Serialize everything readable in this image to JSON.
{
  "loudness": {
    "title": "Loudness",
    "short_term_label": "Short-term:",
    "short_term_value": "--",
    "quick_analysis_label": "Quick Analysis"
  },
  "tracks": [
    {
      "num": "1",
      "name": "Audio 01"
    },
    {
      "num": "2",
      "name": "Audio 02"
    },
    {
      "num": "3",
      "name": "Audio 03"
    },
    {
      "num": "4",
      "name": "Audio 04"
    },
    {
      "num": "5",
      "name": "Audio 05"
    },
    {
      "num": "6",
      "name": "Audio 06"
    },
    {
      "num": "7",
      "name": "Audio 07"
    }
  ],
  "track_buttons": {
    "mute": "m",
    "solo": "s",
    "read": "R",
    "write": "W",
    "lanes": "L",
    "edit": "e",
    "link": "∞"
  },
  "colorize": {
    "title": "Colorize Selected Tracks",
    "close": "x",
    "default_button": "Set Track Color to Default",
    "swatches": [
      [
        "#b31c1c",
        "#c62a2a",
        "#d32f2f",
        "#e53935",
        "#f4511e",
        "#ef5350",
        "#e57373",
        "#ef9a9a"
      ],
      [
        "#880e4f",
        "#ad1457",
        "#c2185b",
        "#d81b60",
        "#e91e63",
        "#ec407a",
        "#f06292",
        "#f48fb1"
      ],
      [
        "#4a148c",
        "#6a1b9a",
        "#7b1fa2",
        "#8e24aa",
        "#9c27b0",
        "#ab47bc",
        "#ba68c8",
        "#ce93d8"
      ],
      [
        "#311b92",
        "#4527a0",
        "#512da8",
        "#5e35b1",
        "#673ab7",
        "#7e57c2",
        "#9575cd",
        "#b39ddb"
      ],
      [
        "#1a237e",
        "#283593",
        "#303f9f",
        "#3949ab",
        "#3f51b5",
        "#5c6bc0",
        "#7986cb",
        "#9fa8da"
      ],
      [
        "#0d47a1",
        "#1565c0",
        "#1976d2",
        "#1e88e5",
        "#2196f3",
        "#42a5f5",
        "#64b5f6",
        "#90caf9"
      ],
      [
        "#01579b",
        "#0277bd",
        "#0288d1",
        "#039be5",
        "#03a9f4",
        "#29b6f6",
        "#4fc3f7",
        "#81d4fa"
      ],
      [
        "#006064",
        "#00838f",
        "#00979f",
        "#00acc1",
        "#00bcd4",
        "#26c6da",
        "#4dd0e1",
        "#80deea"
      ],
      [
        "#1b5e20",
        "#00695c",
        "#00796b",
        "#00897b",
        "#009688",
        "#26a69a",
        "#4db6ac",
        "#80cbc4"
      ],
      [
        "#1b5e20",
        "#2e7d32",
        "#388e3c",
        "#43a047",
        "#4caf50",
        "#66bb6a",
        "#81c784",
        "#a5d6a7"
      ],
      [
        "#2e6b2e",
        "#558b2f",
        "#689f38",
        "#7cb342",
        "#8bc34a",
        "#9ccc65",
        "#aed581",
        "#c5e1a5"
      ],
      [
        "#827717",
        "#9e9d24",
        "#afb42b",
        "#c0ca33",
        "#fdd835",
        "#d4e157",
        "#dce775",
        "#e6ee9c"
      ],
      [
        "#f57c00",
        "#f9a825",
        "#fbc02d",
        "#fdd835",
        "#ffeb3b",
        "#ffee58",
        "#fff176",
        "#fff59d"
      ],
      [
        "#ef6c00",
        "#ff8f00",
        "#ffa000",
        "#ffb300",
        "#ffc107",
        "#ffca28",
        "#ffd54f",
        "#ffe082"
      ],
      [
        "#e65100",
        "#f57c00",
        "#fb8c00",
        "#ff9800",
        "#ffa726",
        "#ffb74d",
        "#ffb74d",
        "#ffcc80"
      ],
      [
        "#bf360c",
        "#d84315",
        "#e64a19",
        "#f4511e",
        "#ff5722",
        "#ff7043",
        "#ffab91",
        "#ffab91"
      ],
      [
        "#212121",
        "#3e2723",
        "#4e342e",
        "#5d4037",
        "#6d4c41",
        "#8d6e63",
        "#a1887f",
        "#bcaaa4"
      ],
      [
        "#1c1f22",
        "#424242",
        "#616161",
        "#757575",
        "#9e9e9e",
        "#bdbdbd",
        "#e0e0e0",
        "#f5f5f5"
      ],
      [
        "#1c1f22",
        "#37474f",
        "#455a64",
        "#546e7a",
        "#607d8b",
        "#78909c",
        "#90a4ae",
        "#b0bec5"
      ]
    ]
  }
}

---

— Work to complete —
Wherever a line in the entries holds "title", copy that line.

— Your solution —
    "title": "Loudness",
    "title": "Colorize Selected Tracks",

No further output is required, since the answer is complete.